BACKGROUND: This is a study of the costs of the cervical screening programme in one health authority with a mixed three and five year, and thus inequitable, cervical screening interval. The costs of three year and five yearly screening are compared, and considered in terms of likely numbers of averted cases of and deaths from cervical cancer. METHODS: The study uses an activity-based costing procedure to calculate the component and total costs of the cervical screening programme. RESULTS: The main costs of the cervical screening programme are the costs of taking and processing smears. In 1994-1995 the total cost of a three year recall policy was 768 570 pound silver per 100000 eligible women and that of a five year recall policy was 476768 pound silver per 100000 eligible women. Best estimates of the numbers of cases of and deaths from invasive cervical cancer averted by three over five yearly screening are 1.4 and 0.7 per 100000 eligible women, respectively. Because of uncertainty regarding colposcopy costs a sensitivity analysis was carried out, giving a range of cost differences between three and five yearly screening of 278477 pound silver and 351 768 pound silver. CONCLUSIONS: The health service costs of three yearly screening are considerably greater than those of five yearly screening. Despite this, a significant proportion of smear-takers are screening more frequently than five yearly, with implications for anxiety of screened women, as well as health service costs.  (+info)

Variations in vaginal epithelial surface appearance determined by colposcopic inspection in healthy, sexually active women. (8/413)

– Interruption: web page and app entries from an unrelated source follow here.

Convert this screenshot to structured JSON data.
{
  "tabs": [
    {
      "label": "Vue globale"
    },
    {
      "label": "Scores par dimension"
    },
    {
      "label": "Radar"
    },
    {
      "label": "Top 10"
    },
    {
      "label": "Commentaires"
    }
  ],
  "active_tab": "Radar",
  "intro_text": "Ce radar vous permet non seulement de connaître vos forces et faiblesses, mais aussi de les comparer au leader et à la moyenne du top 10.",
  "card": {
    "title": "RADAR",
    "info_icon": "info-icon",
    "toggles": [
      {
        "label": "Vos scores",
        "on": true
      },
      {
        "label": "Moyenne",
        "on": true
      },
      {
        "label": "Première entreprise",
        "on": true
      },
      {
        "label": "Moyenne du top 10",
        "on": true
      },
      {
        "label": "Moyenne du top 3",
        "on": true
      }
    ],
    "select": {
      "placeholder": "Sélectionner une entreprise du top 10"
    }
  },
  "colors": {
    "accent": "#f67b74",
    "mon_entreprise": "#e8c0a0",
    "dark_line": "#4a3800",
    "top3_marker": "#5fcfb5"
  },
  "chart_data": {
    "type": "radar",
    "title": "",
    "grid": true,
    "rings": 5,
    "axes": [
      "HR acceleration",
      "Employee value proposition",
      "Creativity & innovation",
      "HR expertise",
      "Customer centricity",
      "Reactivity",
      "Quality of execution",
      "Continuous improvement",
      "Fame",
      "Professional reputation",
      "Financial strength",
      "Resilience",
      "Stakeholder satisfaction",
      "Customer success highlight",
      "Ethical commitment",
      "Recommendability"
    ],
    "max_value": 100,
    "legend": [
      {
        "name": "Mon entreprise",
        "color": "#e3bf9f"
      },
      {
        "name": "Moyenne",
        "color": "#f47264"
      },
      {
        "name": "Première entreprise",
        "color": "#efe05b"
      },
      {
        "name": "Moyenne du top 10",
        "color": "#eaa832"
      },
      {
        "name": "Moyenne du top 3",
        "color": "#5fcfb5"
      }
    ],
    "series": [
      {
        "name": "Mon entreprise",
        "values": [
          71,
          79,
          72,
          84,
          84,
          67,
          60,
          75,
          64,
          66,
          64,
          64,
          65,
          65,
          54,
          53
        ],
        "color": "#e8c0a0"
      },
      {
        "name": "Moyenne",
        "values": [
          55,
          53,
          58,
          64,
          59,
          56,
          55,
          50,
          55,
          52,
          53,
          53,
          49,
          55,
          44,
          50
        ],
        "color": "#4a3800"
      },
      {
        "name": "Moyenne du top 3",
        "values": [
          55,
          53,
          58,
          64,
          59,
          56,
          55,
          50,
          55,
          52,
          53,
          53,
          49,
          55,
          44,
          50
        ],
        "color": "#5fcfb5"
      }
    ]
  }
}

A total of 107 sexually active women, aged 18-35 years, was recruited through family planning clinics in four centres in different countries. Each woman underwent two or three gentle but thorough and systematic vaginal inspections using a consistent technique with colposcopic magnification over a 4-6 month period to look for changes in vaginal and cervical appearance which might be related to sexual intercourse, tampon use, contraceptive method used, cigarette smoking or other environmental factors. Obvious changes in appearance were photographed at x10 magnification. These 'appearances' or 'conditions' were classified according to a modification of the recommendations of a workshop sponsored by the World Health Organization, the Population Council and the Conrad Program. Most of these alterations in the appearance of the vaginal epithelium were judged to be of such minor clinical importance that they have been termed 'conditions' or 'changes in appearance' rather than 'lesions'. In all, 56 'conditions' or 'appearances' were noted in 314 inspections, the commonest being petechiae (53.6%). Potentially significant conditions justifying the term 'lesions' (three microulcerations, two ecchymoses, five abrasions and one mucosal tear; 3.5% of inspections) usually healed spontaneously and disappeared rapidly. The incidence of these conditions was highest when the inspections followed intercourse in the previous 24 h (25.2 versus 14.2%; P < 0.0008), or tampon use (32.4 versus 15.9%; P < 0. 0001). These processes may be regarded as a reflection of regular minor trauma to the vaginal epithelium.  (+info)